Automotive & Industrial
Often derided as yesterday’s news or rust-belt has-beens, automotive and industrial manufacturers are unsung heroes of the global economy. While not typically flashy or in the public eye, these manufacturing and distribution stalwarts keep the wheels of commerce turning.
The high-tech industry has gone through tremendous change over the last few decades. Gone are the days when a complex system costing tens or even hundreds of thousands of dollars could start production after the order was received, with delivery expected a comfortable six or eight weeks later. Now customers of high-tech products expect rapid delivery, but without sacrificing anything in terms of being able to tailor the purchase to their specifications. Similar demands face producers of high-tech consumer products.
The challenge of choice in the consumer products world bedevils the companies playing in that field. Short product life cycles, myriad packaging options, ever-changing customer desires, and increasingly global competition all conspire to make management difficult in a consumer-driven world.
The retail industry has always been tough. Even when retail simply meant a few regional storefronts, proprietors faced hard questions on what to stock and how much, how to price it, and how to staff their stores. Introducing new technology, like bar-code scanners, presented headaches as well.

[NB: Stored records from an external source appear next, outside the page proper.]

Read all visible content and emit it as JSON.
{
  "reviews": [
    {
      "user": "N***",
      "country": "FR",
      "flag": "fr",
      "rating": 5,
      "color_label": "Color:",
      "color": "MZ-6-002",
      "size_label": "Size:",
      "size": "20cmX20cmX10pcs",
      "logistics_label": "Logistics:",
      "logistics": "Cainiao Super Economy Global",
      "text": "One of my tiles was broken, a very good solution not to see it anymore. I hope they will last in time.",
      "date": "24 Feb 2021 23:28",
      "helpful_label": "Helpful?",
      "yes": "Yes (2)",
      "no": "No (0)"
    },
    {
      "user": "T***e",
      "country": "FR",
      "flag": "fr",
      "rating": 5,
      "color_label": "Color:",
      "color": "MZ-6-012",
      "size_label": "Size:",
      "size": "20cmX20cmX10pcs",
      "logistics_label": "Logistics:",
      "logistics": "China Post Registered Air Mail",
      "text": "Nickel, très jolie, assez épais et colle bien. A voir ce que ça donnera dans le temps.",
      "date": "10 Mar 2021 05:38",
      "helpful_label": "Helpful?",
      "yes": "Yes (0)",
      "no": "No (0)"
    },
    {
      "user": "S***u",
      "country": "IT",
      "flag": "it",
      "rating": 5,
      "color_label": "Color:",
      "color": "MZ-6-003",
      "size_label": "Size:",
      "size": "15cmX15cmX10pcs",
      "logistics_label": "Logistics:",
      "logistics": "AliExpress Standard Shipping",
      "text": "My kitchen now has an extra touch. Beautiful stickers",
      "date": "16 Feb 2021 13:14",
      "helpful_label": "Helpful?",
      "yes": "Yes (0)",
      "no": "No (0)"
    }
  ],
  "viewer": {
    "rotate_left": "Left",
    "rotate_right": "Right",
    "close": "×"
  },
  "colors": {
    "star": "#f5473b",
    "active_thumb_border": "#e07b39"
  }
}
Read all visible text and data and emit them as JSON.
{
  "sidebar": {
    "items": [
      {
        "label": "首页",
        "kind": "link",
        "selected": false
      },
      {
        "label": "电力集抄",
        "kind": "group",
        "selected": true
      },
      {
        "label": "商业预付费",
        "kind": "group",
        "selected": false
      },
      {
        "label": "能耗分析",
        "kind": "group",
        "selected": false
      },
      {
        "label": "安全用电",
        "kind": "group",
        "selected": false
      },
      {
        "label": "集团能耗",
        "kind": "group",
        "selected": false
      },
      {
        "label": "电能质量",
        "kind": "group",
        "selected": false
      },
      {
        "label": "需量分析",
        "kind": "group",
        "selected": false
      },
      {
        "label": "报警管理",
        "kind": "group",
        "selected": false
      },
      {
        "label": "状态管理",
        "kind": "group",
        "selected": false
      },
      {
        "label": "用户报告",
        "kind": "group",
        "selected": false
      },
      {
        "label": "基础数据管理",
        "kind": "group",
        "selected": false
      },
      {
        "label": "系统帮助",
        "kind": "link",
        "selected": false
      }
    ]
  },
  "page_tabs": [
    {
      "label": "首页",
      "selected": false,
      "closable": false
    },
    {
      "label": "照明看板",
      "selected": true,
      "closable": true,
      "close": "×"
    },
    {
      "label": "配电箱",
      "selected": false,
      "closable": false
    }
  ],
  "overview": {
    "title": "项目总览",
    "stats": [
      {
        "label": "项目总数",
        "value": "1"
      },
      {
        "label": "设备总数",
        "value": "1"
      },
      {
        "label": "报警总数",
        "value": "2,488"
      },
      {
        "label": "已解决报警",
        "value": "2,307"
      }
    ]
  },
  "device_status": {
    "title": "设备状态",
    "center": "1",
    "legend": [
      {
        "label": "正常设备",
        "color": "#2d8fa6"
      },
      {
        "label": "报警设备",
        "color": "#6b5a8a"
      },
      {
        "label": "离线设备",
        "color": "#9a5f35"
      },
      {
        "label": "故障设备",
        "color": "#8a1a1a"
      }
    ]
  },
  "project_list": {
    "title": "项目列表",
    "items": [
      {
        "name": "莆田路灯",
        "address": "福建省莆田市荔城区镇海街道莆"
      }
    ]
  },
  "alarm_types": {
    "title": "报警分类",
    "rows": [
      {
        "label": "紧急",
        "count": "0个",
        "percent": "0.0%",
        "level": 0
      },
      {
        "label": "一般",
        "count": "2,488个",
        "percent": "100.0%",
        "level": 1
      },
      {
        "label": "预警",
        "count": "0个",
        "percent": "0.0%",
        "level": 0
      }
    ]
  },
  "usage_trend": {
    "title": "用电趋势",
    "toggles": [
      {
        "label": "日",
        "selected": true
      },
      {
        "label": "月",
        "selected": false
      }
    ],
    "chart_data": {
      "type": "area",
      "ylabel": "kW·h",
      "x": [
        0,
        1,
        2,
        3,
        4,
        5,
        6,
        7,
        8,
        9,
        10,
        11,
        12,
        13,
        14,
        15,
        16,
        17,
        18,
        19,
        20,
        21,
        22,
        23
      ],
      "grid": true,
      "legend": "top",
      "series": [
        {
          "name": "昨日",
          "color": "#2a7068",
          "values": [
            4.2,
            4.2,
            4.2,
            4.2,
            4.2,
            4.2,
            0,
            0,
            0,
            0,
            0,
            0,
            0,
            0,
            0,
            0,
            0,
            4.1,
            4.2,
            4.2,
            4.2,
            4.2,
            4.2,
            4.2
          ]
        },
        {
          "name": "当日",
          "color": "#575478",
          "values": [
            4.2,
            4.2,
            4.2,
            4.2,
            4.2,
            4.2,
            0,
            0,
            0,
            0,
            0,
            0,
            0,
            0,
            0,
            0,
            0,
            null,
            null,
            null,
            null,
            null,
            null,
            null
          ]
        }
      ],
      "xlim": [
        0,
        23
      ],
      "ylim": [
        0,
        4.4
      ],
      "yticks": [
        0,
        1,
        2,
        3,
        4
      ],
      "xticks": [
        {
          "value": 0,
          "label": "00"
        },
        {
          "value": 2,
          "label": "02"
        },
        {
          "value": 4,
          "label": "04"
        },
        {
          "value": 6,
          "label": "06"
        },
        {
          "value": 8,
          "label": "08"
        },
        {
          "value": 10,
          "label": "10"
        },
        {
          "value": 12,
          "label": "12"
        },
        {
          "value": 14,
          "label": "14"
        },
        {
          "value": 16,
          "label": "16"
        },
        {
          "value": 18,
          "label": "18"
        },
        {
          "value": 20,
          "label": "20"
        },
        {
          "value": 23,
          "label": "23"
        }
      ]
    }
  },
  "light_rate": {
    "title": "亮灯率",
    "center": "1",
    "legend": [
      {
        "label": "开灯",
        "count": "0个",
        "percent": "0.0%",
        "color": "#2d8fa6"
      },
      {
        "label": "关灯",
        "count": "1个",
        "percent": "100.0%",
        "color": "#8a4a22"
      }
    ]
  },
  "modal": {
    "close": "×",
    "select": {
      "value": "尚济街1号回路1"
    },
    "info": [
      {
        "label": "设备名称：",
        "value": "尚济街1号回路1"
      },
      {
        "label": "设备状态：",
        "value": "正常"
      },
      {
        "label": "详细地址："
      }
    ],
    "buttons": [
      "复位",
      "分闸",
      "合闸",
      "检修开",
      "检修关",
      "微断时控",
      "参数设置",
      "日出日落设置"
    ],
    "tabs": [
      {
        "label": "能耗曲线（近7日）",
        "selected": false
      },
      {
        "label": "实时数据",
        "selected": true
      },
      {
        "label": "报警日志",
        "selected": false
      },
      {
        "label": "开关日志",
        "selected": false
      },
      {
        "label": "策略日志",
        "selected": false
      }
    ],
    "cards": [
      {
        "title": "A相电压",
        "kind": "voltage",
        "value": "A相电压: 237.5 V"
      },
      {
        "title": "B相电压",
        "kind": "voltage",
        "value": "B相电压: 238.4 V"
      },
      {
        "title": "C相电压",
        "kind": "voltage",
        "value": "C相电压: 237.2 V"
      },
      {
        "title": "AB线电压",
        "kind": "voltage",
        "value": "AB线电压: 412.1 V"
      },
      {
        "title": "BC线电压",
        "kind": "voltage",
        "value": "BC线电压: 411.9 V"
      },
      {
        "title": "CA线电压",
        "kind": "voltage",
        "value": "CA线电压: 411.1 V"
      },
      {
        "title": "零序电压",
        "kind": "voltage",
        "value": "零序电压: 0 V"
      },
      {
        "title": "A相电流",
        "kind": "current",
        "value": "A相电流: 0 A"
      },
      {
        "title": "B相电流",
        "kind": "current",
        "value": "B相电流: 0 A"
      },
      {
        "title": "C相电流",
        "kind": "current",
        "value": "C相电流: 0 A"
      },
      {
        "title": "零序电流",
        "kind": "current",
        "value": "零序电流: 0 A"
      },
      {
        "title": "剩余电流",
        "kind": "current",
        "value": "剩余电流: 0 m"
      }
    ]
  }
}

As consumers we tend to think of financial services in personal terms. “What is my credit score? What interest rate do I qualify for?” But to a financial services firm – whether a traditional firm operating in traditional ways in traditional markets, or a fintech startup breaking new ground – the challenge is managing a portfolio and navigating the associated uncertainties and risks. “How many of these ‘safe’ borrowers will actually default?”